ENTRIES SUPPLIED -
Content starts
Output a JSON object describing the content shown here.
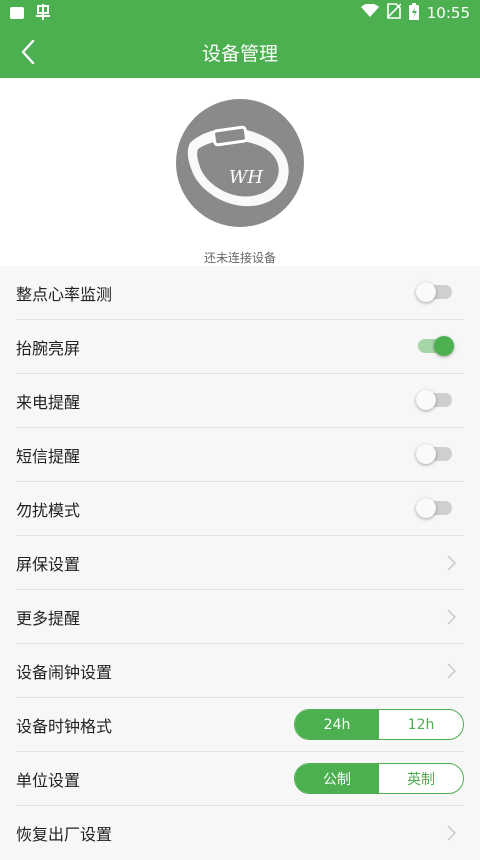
{
  "status_bar": {
    "time": "10:55",
    "left_icons": [
      "notification-icon",
      "app-icon"
    ],
    "right_icons": [
      "wifi-icon",
      "no-sim-icon",
      "battery-charging-icon"
    ]
  },
  "header": {
    "title": "设备管理",
    "back_icon": "back-arrow-icon"
  },
  "device": {
    "image_text": "WH",
    "status": "还未连接设备"
  },
  "settings": [
    {
      "label": "整点心率监测",
      "type": "toggle",
      "on": false
    },
    {
      "label": "抬腕亮屏",
      "type": "toggle",
      "on": true
    },
    {
      "label": "来电提醒",
      "type": "toggle",
      "on": false
    },
    {
      "label": "短信提醒",
      "type": "toggle",
      "on": false
    },
    {
      "label": "勿扰模式",
      "type": "toggle",
      "on": false
    },
    {
      "label": "屏保设置",
      "type": "link"
    },
    {
      "label": "更多提醒",
      "type": "link"
    },
    {
      "label": "设备闹钟设置",
      "type": "link"
    },
    {
      "label": "设备时钟格式",
      "type": "segmented",
      "options": [
        "24h",
        "12h"
      ],
      "selected": 0
    },
    {
      "label": "单位设置",
      "type": "segmented",
      "options": [
        "公制",
        "英制"
      ],
      "selected": 0
    },
    {
      "label": "恢复出厂设置",
      "type": "link"
    }
  ],
  "colors": {
    "accent": "#4caf50",
    "accent_light": "#a5d6a7",
    "toggle_off_track": "#cfcfcf",
    "device_gray": "#8a8a8a"
  }
}
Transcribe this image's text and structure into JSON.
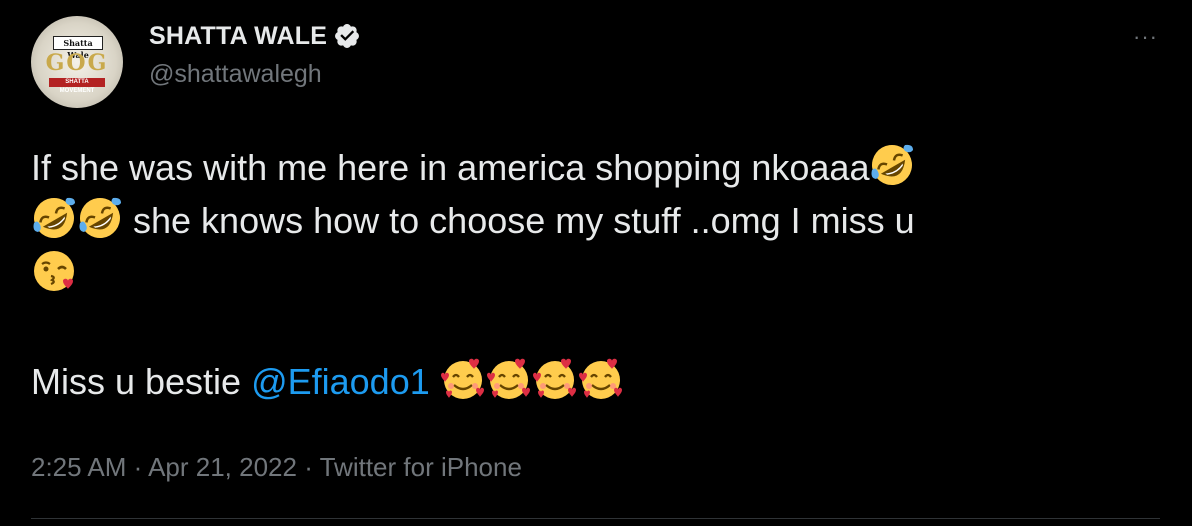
{
  "author": {
    "display_name": "SHATTA WALE",
    "handle": "@shattawalegh",
    "verified": true,
    "avatar_text_top": "Shatta Wale",
    "avatar_text_mid": "GOG",
    "avatar_text_bottom": "SHATTA MOVEMENT"
  },
  "menu_label": "···",
  "tweet": {
    "line1": "If she was with me here in america shopping nkoaaa",
    "line2": "she knows how to choose my stuff ..omg I miss u",
    "line4_text": "Miss u bestie ",
    "mention": "@Efiaodo1"
  },
  "meta": {
    "time": "2:25 AM",
    "date": "Apr 21, 2022",
    "source": "Twitter for iPhone",
    "separator": " · "
  },
  "colors": {
    "background": "#000000",
    "text": "#e7e9ea",
    "secondary": "#71767b",
    "link": "#1d9bf0"
  },
  "icons": {
    "verified": "verified-badge-icon",
    "laughing": "rolling-on-floor-laughing-emoji",
    "kiss": "face-blowing-kiss-emoji",
    "hearts": "smiling-face-with-hearts-emoji"
  }
}
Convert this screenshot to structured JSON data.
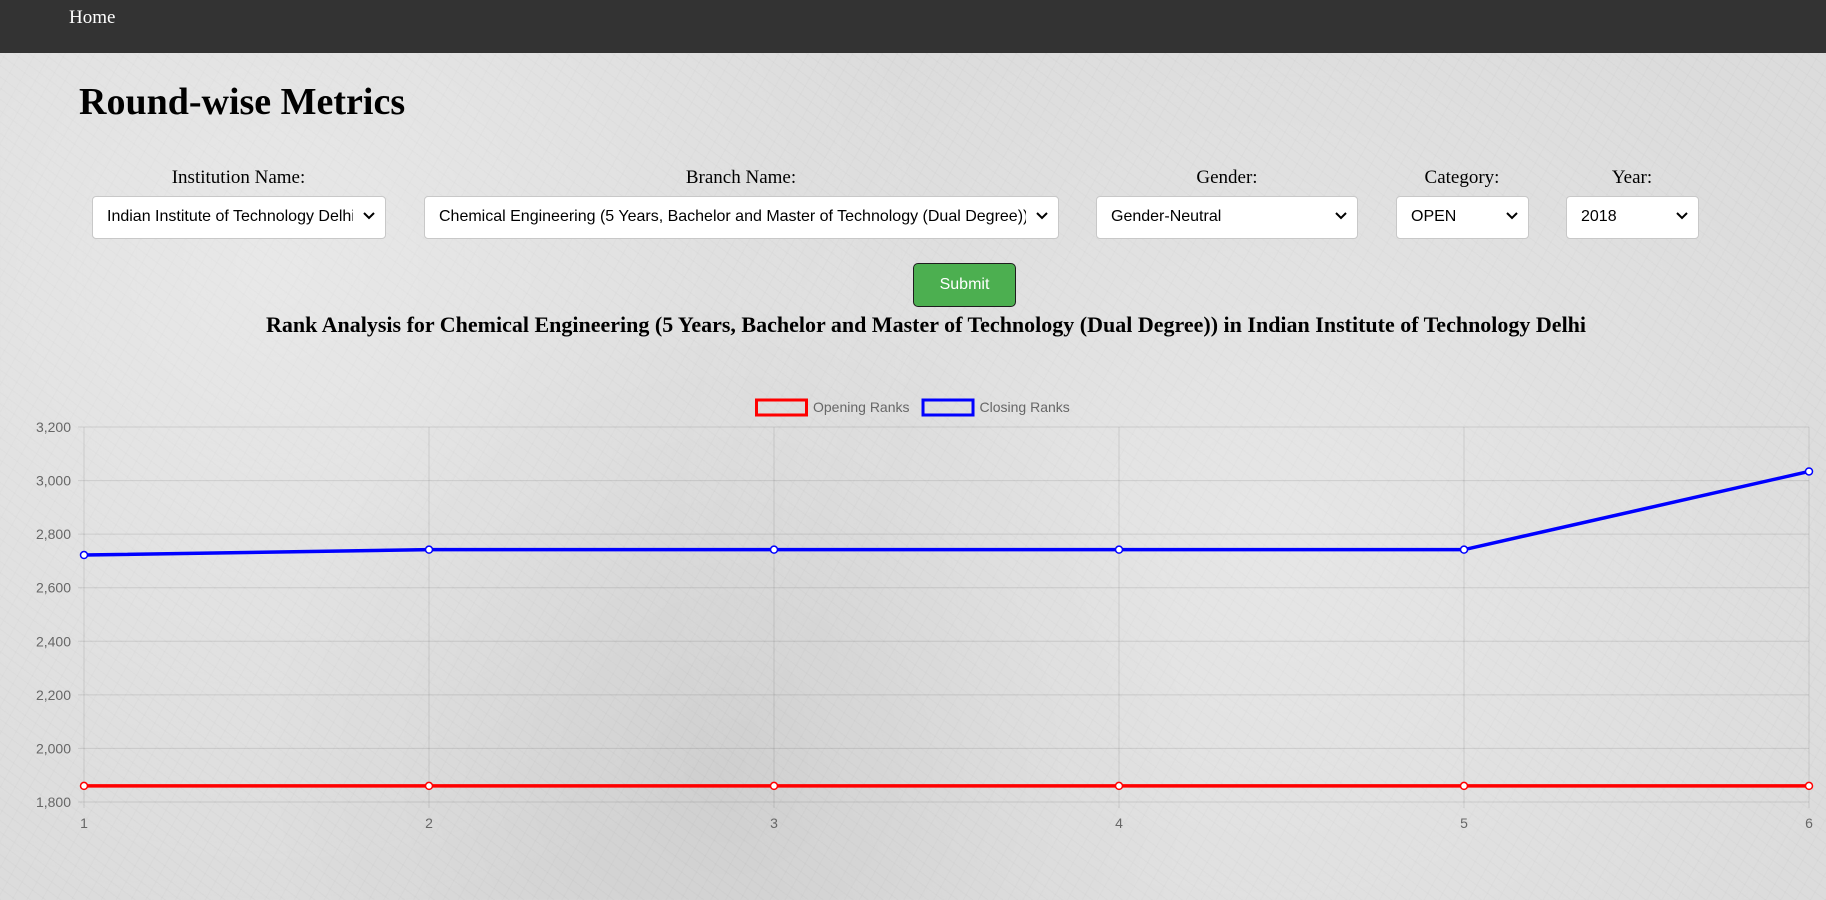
{
  "nav": {
    "home_label": "Home"
  },
  "page": {
    "title": "Round-wise Metrics"
  },
  "filters": {
    "institution": {
      "label": "Institution Name:",
      "value": "Indian Institute of Technology Delhi"
    },
    "branch": {
      "label": "Branch Name:",
      "value": "Chemical Engineering (5 Years, Bachelor and Master of Technology (Dual Degree))"
    },
    "gender": {
      "label": "Gender:",
      "value": "Gender-Neutral"
    },
    "category": {
      "label": "Category:",
      "value": "OPEN"
    },
    "year": {
      "label": "Year:",
      "value": "2018"
    }
  },
  "submit_label": "Submit",
  "icons": {
    "select_arrow": "chevron-down-icon"
  },
  "colors": {
    "navbar": "#333333",
    "submit": "#4caf50",
    "opening": "#ff0000",
    "closing": "#0000ff"
  },
  "chart_data": {
    "type": "line",
    "title": "Rank Analysis for Chemical Engineering (5 Years, Bachelor and Master of Technology (Dual Degree)) in Indian Institute of Technology Delhi",
    "x": [
      1,
      2,
      3,
      4,
      5,
      6
    ],
    "x_tick_labels": [
      "1",
      "2",
      "3",
      "4",
      "5",
      "6"
    ],
    "ylim": [
      1800,
      3200
    ],
    "y_ticks": [
      1800,
      2000,
      2200,
      2400,
      2600,
      2800,
      3000,
      3200
    ],
    "y_tick_labels": [
      "1,800",
      "2,000",
      "2,200",
      "2,400",
      "2,600",
      "2,800",
      "3,000",
      "3,200"
    ],
    "grid": true,
    "legend_position": "top-center",
    "series": [
      {
        "name": "Opening Ranks",
        "color": "#ff0000",
        "values": [
          1860,
          1860,
          1860,
          1860,
          1860,
          1860
        ]
      },
      {
        "name": "Closing Ranks",
        "color": "#0000ff",
        "values": [
          2722,
          2742,
          2742,
          2742,
          2742,
          3034
        ]
      }
    ]
  }
}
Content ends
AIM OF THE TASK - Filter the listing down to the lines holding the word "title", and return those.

OUTPUT FOR THIS TASK -
    "title": "设备管理",
    "title": "Round-wise Metrics"
    "title": "Rank Analysis for Chemical Engineering (5 Years, Bachelor and Master of Technology (Dual Degree)) in Indian Institute of Technology Delhi",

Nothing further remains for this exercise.